# [Your objective]
Go through the listing and set it down exactly, leaving out its pictures.

Top of Extracted entries

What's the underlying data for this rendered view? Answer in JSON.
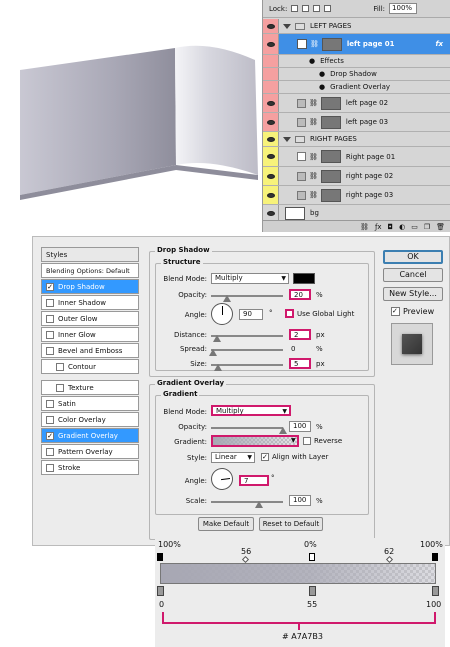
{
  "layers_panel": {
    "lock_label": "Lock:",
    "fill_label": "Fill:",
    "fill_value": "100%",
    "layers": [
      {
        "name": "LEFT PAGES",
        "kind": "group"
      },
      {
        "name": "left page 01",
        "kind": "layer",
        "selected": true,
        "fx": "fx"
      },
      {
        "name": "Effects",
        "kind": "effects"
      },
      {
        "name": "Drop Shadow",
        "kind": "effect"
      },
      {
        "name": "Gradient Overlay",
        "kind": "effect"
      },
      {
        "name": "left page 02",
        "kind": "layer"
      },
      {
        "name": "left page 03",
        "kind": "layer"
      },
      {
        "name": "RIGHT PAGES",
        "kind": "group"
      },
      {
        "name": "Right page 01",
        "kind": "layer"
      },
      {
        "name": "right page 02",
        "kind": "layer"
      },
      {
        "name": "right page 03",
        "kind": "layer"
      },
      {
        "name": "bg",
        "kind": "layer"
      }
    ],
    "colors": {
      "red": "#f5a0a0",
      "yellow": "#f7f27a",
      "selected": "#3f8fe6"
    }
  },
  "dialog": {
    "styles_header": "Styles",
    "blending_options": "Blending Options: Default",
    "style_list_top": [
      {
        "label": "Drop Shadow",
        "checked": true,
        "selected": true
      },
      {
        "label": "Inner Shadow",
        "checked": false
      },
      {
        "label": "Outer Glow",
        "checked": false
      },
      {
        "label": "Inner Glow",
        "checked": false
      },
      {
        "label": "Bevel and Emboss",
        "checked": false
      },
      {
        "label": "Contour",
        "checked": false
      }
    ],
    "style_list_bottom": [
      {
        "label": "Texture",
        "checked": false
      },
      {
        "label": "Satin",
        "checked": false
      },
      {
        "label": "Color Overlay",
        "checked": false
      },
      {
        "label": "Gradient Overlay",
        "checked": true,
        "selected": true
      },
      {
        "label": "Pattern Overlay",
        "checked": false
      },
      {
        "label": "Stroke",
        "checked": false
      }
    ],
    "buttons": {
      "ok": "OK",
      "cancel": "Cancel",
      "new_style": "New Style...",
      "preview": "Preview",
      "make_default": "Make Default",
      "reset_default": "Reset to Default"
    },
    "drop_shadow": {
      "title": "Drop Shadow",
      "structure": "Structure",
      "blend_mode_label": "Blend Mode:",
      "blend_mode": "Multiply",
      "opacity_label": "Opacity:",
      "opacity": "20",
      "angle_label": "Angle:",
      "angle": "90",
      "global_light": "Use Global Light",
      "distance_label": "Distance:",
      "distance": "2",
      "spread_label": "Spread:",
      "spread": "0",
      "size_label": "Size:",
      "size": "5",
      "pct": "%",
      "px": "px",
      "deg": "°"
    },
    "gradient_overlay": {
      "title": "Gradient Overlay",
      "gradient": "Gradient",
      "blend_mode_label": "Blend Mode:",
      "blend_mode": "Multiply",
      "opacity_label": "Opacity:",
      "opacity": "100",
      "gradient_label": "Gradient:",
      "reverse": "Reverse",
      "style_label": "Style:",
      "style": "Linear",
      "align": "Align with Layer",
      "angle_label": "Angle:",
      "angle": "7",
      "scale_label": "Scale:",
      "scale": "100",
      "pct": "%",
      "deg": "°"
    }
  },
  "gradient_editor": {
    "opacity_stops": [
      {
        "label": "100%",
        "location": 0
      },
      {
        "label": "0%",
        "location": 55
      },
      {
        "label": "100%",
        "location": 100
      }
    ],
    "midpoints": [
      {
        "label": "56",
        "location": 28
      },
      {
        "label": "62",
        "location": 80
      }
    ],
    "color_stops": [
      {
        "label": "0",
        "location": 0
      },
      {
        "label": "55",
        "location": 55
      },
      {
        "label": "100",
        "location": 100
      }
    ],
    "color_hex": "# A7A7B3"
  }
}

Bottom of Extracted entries

# [Answer space]
What's the underlying data for this rendered view? Answer in JSON.
{
  "layers_panel": {
    "lock_label": "Lock:",
    "fill_label": "Fill:",
    "fill_value": "100%",
    "layers": [
      {
        "name": "LEFT PAGES",
        "kind": "group"
      },
      {
        "name": "left page 01",
        "kind": "layer",
        "selected": true,
        "fx": "fx"
      },
      {
        "name": "Effects",
        "kind": "effects"
      },
      {
        "name": "Drop Shadow",
        "kind": "effect"
      },
      {
        "name": "Gradient Overlay",
        "kind": "effect"
      },
      {
        "name": "left page 02",
        "kind": "layer"
      },
      {
        "name": "left page 03",
        "kind": "layer"
      },
      {
        "name": "RIGHT PAGES",
        "kind": "group"
      },
      {
        "name": "Right page 01",
        "kind": "layer"
      },
      {
        "name": "right page 02",
        "kind": "layer"
      },
      {
        "name": "right page 03",
        "kind": "layer"
      },
      {
        "name": "bg",
        "kind": "layer"
      }
    ],
    "colors": {
      "red": "#f5a0a0",
      "yellow": "#f7f27a",
      "selected": "#3f8fe6"
    }
  },
  "dialog": {
    "styles_header": "Styles",
    "blending_options": "Blending Options: Default",
    "style_list_top": [
      {
        "label": "Drop Shadow",
        "checked": true,
        "selected": true
      },
      {
        "label": "Inner Shadow",
        "checked": false
      },
      {
        "label": "Outer Glow",
        "checked": false
      },
      {
        "label": "Inner Glow",
        "checked": false
      },
      {
        "label": "Bevel and Emboss",
        "checked": false
      },
      {
        "label": "Contour",
        "checked": false
      }
    ],
    "style_list_bottom": [
      {
        "label": "Texture",
        "checked": false
      },
      {
        "label": "Satin",
        "checked": false
      },
      {
        "label": "Color Overlay",
        "checked": false
      },
      {
        "label": "Gradient Overlay",
        "checked": true,
        "selected": true
      },
      {
        "label": "Pattern Overlay",
        "checked": false
      },
      {
        "label": "Stroke",
        "checked": false
      }
    ],
    "buttons": {
      "ok": "OK",
      "cancel": "Cancel",
      "new_style": "New Style...",
      "preview": "Preview",
      "make_default": "Make Default",
      "reset_default": "Reset to Default"
    },
    "drop_shadow": {
      "title": "Drop Shadow",
      "structure": "Structure",
      "blend_mode_label": "Blend Mode:",
      "blend_mode": "Multiply",
      "opacity_label": "Opacity:",
      "opacity": "20",
      "angle_label": "Angle:",
      "angle": "90",
      "global_light": "Use Global Light",
      "distance_label": "Distance:",
      "distance": "2",
      "spread_label": "Spread:",
      "spread": "0",
      "size_label": "Size:",
      "size": "5",
      "pct": "%",
      "px": "px",
      "deg": "°"
    },
    "gradient_overlay": {
      "title": "Gradient Overlay",
      "gradient": "Gradient",
      "blend_mode_label": "Blend Mode:",
      "blend_mode": "Multiply",
      "opacity_label": "Opacity:",
      "opacity": "100",
      "gradient_label": "Gradient:",
      "reverse": "Reverse",
      "style_label": "Style:",
      "style": "Linear",
      "align": "Align with Layer",
      "angle_label": "Angle:",
      "angle": "7",
      "scale_label": "Scale:",
      "scale": "100",
      "pct": "%",
      "deg": "°"
    }
  },
  "gradient_editor": {
    "opacity_stops": [
      {
        "label": "100%",
        "location": 0
      },
      {
        "label": "0%",
        "location": 55
      },
      {
        "label": "100%",
        "location": 100
      }
    ],
    "midpoints": [
      {
        "label": "56",
        "location": 28
      },
      {
        "label": "62",
        "location": 80
      }
    ],
    "color_stops": [
      {
        "label": "0",
        "location": 0
      },
      {
        "label": "55",
        "location": 55
      },
      {
        "label": "100",
        "location": 100
      }
    ],
    "color_hex": "# A7A7B3"
  }
}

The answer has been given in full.